Task requirements: Every entry below needs to be repeated exactly as written.
-=-=-
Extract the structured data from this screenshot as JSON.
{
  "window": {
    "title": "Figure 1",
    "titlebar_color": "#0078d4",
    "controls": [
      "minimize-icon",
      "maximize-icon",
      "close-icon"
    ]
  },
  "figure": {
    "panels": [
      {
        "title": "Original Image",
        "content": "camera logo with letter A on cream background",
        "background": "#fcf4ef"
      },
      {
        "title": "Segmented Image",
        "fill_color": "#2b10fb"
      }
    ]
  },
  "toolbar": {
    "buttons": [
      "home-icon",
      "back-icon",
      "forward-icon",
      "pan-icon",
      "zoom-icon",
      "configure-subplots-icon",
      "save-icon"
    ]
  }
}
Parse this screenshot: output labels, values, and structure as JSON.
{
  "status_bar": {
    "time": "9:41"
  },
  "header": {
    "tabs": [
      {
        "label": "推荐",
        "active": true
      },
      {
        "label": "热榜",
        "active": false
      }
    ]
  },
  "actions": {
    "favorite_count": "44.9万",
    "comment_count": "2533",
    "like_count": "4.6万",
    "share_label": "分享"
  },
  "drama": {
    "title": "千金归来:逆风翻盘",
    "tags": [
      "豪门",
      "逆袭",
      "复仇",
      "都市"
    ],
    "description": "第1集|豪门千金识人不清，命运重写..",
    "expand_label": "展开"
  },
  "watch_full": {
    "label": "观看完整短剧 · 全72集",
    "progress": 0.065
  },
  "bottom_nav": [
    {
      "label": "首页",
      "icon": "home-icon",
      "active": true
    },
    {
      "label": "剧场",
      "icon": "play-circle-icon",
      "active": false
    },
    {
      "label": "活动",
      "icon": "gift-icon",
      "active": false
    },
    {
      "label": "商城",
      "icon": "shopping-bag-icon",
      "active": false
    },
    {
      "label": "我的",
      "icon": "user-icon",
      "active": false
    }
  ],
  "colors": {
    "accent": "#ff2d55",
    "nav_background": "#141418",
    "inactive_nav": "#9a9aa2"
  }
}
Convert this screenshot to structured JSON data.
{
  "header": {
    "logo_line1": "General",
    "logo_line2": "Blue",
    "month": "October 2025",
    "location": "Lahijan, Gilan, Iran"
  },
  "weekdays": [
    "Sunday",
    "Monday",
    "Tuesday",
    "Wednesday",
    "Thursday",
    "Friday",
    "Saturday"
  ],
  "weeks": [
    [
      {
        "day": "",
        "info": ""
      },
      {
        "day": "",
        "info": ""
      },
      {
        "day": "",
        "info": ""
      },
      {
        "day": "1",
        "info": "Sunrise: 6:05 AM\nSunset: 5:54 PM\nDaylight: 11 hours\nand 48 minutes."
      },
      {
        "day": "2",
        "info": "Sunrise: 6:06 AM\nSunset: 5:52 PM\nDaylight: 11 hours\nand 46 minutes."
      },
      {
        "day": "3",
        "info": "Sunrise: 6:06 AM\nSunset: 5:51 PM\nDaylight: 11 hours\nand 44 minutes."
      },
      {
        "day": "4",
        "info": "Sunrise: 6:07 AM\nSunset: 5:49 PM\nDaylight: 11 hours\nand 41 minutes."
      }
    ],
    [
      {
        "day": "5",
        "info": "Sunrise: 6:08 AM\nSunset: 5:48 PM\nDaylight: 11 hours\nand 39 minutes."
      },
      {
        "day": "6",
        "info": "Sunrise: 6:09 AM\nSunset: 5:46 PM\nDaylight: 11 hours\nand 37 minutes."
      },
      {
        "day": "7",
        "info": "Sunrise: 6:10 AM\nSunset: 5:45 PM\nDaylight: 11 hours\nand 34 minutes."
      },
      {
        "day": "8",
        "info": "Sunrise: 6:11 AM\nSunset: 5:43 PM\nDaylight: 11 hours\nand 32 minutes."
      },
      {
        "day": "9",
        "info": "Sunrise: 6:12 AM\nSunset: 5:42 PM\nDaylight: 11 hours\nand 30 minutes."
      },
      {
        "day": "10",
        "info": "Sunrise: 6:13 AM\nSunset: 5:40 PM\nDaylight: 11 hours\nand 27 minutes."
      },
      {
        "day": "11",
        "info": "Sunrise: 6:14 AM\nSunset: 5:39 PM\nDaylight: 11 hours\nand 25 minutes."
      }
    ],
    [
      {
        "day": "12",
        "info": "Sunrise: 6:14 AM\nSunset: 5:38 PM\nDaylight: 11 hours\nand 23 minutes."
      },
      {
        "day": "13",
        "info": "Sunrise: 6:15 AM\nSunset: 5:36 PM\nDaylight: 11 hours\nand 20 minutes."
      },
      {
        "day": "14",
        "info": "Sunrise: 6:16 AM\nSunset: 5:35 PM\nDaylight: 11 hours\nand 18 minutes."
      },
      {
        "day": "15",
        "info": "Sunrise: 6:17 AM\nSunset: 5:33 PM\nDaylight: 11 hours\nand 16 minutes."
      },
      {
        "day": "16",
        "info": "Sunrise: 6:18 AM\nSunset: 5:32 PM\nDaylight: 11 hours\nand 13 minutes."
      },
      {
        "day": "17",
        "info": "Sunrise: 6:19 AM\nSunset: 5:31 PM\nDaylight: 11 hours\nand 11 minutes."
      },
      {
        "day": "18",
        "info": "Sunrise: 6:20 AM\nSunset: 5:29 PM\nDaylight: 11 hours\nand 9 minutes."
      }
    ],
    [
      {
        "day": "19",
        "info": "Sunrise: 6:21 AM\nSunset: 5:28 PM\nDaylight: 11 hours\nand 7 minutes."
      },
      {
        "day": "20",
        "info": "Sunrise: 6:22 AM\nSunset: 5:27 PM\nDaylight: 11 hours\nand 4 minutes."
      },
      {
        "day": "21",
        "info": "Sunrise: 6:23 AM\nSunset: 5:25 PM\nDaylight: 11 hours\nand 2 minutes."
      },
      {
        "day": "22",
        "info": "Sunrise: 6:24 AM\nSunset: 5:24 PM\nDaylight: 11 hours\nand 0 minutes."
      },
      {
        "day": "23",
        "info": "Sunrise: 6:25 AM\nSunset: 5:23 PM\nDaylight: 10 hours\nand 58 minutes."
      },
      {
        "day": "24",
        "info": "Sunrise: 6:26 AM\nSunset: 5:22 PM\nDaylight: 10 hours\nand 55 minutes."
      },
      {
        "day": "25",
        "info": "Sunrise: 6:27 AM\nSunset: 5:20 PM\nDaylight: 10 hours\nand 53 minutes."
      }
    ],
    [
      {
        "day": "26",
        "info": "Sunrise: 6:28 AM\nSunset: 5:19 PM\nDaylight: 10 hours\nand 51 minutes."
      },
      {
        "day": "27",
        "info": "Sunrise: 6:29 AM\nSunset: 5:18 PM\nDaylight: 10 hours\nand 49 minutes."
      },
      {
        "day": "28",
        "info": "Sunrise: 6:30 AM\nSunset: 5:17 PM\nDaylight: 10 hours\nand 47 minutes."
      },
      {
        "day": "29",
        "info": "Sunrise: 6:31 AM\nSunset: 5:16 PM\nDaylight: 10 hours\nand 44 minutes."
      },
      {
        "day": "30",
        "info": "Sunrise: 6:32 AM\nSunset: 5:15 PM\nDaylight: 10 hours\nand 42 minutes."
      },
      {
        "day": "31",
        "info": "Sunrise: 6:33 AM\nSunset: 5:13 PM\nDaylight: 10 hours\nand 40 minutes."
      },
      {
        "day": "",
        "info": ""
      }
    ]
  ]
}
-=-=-
Worked solution:
Extract the structured data from this screenshot as JSON.
{
  "window": {
    "title": "Figure 1",
    "titlebar_color": "#0078d4",
    "controls": [
      "minimize-icon",
      "maximize-icon",
      "close-icon"
    ]
  },
  "figure": {
    "panels": [
      {
        "title": "Original Image",
        "content": "camera logo with letter A on cream background",
        "background": "#fcf4ef"
      },
      {
        "title": "Segmented Image",
        "fill_color": "#2b10fb"
      }
    ]
  },
  "toolbar": {
    "buttons": [
      "home-icon",
      "back-icon",
      "forward-icon",
      "pan-icon",
      "zoom-icon",
      "configure-subplots-icon",
      "save-icon"
    ]
  }
}
Parse this screenshot: output labels, values, and structure as JSON.
{
  "status_bar": {
    "time": "9:41"
  },
  "header": {
    "tabs": [
      {
        "label": "推荐",
        "active": true
      },
      {
        "label": "热榜",
        "active": false
      }
    ]
  },
  "actions": {
    "favorite_count": "44.9万",
    "comment_count": "2533",
    "like_count": "4.6万",
    "share_label": "分享"
  },
  "drama": {
    "title": "千金归来:逆风翻盘",
    "tags": [
      "豪门",
      "逆袭",
      "复仇",
      "都市"
    ],
    "description": "第1集|豪门千金识人不清，命运重写..",
    "expand_label": "展开"
  },
  "watch_full": {
    "label": "观看完整短剧 · 全72集",
    "progress": 0.065
  },
  "bottom_nav": [
    {
      "label": "首页",
      "icon": "home-icon",
      "active": true
    },
    {
      "label": "剧场",
      "icon": "play-circle-icon",
      "active": false
    },
    {
      "label": "活动",
      "icon": "gift-icon",
      "active": false
    },
    {
      "label": "商城",
      "icon": "shopping-bag-icon",
      "active": false
    },
    {
      "label": "我的",
      "icon": "user-icon",
      "active": false
    }
  ],
  "colors": {
    "accent": "#ff2d55",
    "nav_background": "#141418",
    "inactive_nav": "#9a9aa2"
  }
}
Convert this screenshot to structured JSON data.
{
  "header": {
    "logo_line1": "General",
    "logo_line2": "Blue",
    "month": "October 2025",
    "location": "Lahijan, Gilan, Iran"
  },
  "weekdays": [
    "Sunday",
    "Monday",
    "Tuesday",
    "Wednesday",
    "Thursday",
    "Friday",
    "Saturday"
  ],
  "weeks": [
    [
      {
        "day": "",
        "info": ""
      },
      {
        "day": "",
        "info": ""
      },
      {
        "day": "",
        "info": ""
      },
      {
        "day": "1",
        "info": "Sunrise: 6:05 AM\nSunset: 5:54 PM\nDaylight: 11 hours\nand 48 minutes."
      },
      {
        "day": "2",
        "info": "Sunrise: 6:06 AM\nSunset: 5:52 PM\nDaylight: 11 hours\nand 46 minutes."
      },
      {
        "day": "3",
        "info": "Sunrise: 6:06 AM\nSunset: 5:51 PM\nDaylight: 11 hours\nand 44 minutes."
      },
      {
        "day": "4",
        "info": "Sunrise: 6:07 AM\nSunset: 5:49 PM\nDaylight: 11 hours\nand 41 minutes."
      }
    ],
    [
      {
        "day": "5",
        "info": "Sunrise: 6:08 AM\nSunset: 5:48 PM\nDaylight: 11 hours\nand 39 minutes."
      },
      {
        "day": "6",
        "info": "Sunrise: 6:09 AM\nSunset: 5:46 PM\nDaylight: 11 hours\nand 37 minutes."
      },
      {
        "day": "7",
        "info": "Sunrise: 6:10 AM\nSunset: 5:45 PM\nDaylight: 11 hours\nand 34 minutes."
      },
      {
        "day": "8",
        "info": "Sunrise: 6:11 AM\nSunset: 5:43 PM\nDaylight: 11 hours\nand 32 minutes."
      },
      {
        "day": "9",
        "info": "Sunrise: 6:12 AM\nSunset: 5:42 PM\nDaylight: 11 hours\nand 30 minutes."
      },
      {
        "day": "10",
        "info": "Sunrise: 6:13 AM\nSunset: 5:40 PM\nDaylight: 11 hours\nand 27 minutes."
      },
      {
        "day": "11",
        "info": "Sunrise: 6:14 AM\nSunset: 5:39 PM\nDaylight: 11 hours\nand 25 minutes."
      }
    ],
    [
      {
        "day": "12",
        "info": "Sunrise: 6:14 AM\nSunset: 5:38 PM\nDaylight: 11 hours\nand 23 minutes."
      },
      {
        "day": "13",
        "info": "Sunrise: 6:15 AM\nSunset: 5:36 PM\nDaylight: 11 hours\nand 20 minutes."
      },
      {
        "day": "14",
        "info": "Sunrise: 6:16 AM\nSunset: 5:35 PM\nDaylight: 11 hours\nand 18 minutes."
      },
      {
        "day": "15",
        "info": "Sunrise: 6:17 AM\nSunset: 5:33 PM\nDaylight: 11 hours\nand 16 minutes."
      },
      {
        "day": "16",
        "info": "Sunrise: 6:18 AM\nSunset: 5:32 PM\nDaylight: 11 hours\nand 13 minutes."
      },
      {
        "day": "17",
        "info": "Sunrise: 6:19 AM\nSunset: 5:31 PM\nDaylight: 11 hours\nand 11 minutes."
      },
      {
        "day": "18",
        "info": "Sunrise: 6:20 AM\nSunset: 5:29 PM\nDaylight: 11 hours\nand 9 minutes."
      }
    ],
    [
      {
        "day": "19",
        "info": "Sunrise: 6:21 AM\nSunset: 5:28 PM\nDaylight: 11 hours\nand 7 minutes."
      },
      {
        "day": "20",
        "info": "Sunrise: 6:22 AM\nSunset: 5:27 PM\nDaylight: 11 hours\nand 4 minutes."
      },
      {
        "day": "21",
        "info": "Sunrise: 6:23 AM\nSunset: 5:25 PM\nDaylight: 11 hours\nand 2 minutes."
      },
      {
        "day": "22",
        "info": "Sunrise: 6:24 AM\nSunset: 5:24 PM\nDaylight: 11 hours\nand 0 minutes."
      },
      {
        "day": "23",
        "info": "Sunrise: 6:25 AM\nSunset: 5:23 PM\nDaylight: 10 hours\nand 58 minutes."
      },
      {
        "day": "24",
        "info": "Sunrise: 6:26 AM\nSunset: 5:22 PM\nDaylight: 10 hours\nand 55 minutes."
      },
      {
        "day": "25",
        "info": "Sunrise: 6:27 AM\nSunset: 5:20 PM\nDaylight: 10 hours\nand 53 minutes."
      }
    ],
    [
      {
        "day": "26",
        "info": "Sunrise: 6:28 AM\nSunset: 5:19 PM\nDaylight: 10 hours\nand 51 minutes."
      },
      {
        "day": "27",
        "info": "Sunrise: 6:29 AM\nSunset: 5:18 PM\nDaylight: 10 hours\nand 49 minutes."
      },
      {
        "day": "28",
        "info": "Sunrise: 6:30 AM\nSunset: 5:17 PM\nDaylight: 10 hours\nand 47 minutes."
      },
      {
        "day": "29",
        "info": "Sunrise: 6:31 AM\nSunset: 5:16 PM\nDaylight: 10 hours\nand 44 minutes."
      },
      {
        "day": "30",
        "info": "Sunrise: 6:32 AM\nSunset: 5:15 PM\nDaylight: 10 hours\nand 42 minutes."
      },
      {
        "day": "31",
        "info": "Sunrise: 6:33 AM\nSunset: 5:13 PM\nDaylight: 10 hours\nand 40 minutes."
      },
      {
        "day": "",
        "info": ""
      }
    ]
  ]
}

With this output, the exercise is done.